It is hard to fathom the enormity of accusing the Eternal Son of breaking the Sabbath. He IS the Sabbath. In Him the Father rests with infinite contentment, and together they breath that eternal sigh of love fulfilled that is the Holy Spirit. All of creation is ordered to entry into that seventh day of the Divine Life. The Son longs to give us a share of His eternal rest, but we have turned against that rest, through our sins we have banished ourselves to a world of toil and trouble. And so He is still at work He comes into the world to create us all over again, to liberate us from the task-masters of Egypt, and bring us into the promised land of the true and eternal Sabbath.
The healing of the cripple in John 5 is a sign of this new creation that God has already begun to make. And for this they accuse Him of breaking the Sabbath! But isn’t the accusation that the Pharisees make one that we make as well? I was thinking of this other day when I was complaining in my heart about some minor bureaucratic frustration; wasn’t I in fact telling Our Lord, ‘stop breaking my Sabbath’? He is at work in our lives; everything that His providence ordains for us is meant to help to create us anew, to destroy the old man and his works and bring the new man to life, so that we may enter ever more into that eternal rest which is the very life of the Triune God.
Today is the Feast of the Dedication of the Lateran Basilica by Pope Silvester I in the year 324. Following closely on All Saints and All Souls, which bring to mind the Church Triumphant and the Church Suffering, we can see the Dedication of the ‘Mother of all Churches’ as the day of the Church Militant.
The texts for dedication of a Church are full of references to Jerusalem, the “city of peace”. Continue reading
Yesterday I was in Vienna for the funeral of His Imperial and Royal Highness, Archduke Otto of Austria, Royal Prince of Hungary etc., eldest son and rightful heir of Bl. Charles of Austria, the last Emperor of Austria and Apostolic King of Hungary.

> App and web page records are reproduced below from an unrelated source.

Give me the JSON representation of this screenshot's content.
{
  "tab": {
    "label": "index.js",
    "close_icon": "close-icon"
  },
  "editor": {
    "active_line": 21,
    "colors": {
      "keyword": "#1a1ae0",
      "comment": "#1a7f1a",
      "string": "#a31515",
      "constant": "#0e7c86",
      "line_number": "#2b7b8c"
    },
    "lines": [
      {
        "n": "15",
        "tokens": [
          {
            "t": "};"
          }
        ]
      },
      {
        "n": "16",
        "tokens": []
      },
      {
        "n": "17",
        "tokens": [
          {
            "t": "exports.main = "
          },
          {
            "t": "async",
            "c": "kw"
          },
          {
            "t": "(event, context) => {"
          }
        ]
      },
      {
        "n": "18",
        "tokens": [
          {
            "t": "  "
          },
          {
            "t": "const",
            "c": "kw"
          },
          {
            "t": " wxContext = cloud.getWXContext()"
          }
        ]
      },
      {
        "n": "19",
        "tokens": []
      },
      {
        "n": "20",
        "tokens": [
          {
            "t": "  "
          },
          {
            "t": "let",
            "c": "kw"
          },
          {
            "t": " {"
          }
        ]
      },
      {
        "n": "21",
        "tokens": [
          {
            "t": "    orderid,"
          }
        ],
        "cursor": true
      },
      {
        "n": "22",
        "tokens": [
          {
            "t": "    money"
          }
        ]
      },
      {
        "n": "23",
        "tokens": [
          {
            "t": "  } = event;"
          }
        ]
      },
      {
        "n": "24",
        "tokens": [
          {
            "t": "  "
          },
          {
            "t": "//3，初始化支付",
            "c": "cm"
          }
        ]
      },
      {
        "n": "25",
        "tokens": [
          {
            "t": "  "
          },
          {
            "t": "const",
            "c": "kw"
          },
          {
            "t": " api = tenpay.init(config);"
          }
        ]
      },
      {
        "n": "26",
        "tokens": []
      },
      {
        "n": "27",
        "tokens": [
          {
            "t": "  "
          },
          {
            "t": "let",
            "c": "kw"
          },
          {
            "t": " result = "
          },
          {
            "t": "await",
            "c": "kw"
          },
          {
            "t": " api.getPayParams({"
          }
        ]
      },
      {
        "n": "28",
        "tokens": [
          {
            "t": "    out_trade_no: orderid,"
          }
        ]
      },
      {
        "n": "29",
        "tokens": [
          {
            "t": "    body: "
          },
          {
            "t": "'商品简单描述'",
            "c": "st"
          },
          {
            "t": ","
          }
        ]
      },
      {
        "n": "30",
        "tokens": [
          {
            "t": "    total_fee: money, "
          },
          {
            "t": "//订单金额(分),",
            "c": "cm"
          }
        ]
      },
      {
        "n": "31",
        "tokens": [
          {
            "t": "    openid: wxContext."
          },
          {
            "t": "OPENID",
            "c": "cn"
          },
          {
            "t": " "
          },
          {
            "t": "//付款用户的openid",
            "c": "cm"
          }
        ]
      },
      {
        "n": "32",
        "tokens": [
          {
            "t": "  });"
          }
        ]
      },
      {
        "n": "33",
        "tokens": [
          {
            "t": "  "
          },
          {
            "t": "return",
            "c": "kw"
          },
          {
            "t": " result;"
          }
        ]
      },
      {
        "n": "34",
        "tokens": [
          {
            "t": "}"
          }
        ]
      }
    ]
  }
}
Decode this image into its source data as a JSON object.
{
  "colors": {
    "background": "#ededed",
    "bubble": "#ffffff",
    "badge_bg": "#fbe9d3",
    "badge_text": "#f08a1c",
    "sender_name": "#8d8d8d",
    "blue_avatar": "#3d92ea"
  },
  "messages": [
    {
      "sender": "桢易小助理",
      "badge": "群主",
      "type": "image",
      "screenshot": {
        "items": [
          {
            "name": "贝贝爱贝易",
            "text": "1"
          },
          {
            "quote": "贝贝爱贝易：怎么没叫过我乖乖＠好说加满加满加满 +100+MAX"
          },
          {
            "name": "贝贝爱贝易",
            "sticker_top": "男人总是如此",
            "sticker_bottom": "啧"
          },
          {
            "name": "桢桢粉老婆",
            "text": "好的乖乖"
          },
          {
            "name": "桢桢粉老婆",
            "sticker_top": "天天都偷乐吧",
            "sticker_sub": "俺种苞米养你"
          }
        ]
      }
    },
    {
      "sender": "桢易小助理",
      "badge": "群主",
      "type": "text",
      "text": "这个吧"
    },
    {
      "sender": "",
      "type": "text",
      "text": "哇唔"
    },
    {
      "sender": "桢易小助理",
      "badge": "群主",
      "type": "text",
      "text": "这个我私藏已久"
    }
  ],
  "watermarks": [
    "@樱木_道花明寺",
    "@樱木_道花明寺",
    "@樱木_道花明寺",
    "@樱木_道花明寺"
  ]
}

One of the the most striking things about the solemn and elaborate ceremony was how joyful it was. From whence came that joy? What could be more calculated to plunge us once again into all the piled-up sadness of the 20th century – that most ruinous of all periods in the history of Central Europe – than the funeral of the head of the House of Austria who lived through practically all of it? Otto von Habsburg was still a child when the the World War shattered the “clay pot” of Austria-Hungary into dozens of unstable fragments, but he was then quite an active behind-the-scenes player in the following decades which saw the Anschluss, the Second World War, the establishment of Marxist dictatorships in almost all of the former crown lands, and the astonishing spiritual and moral decline of the West. Continue reading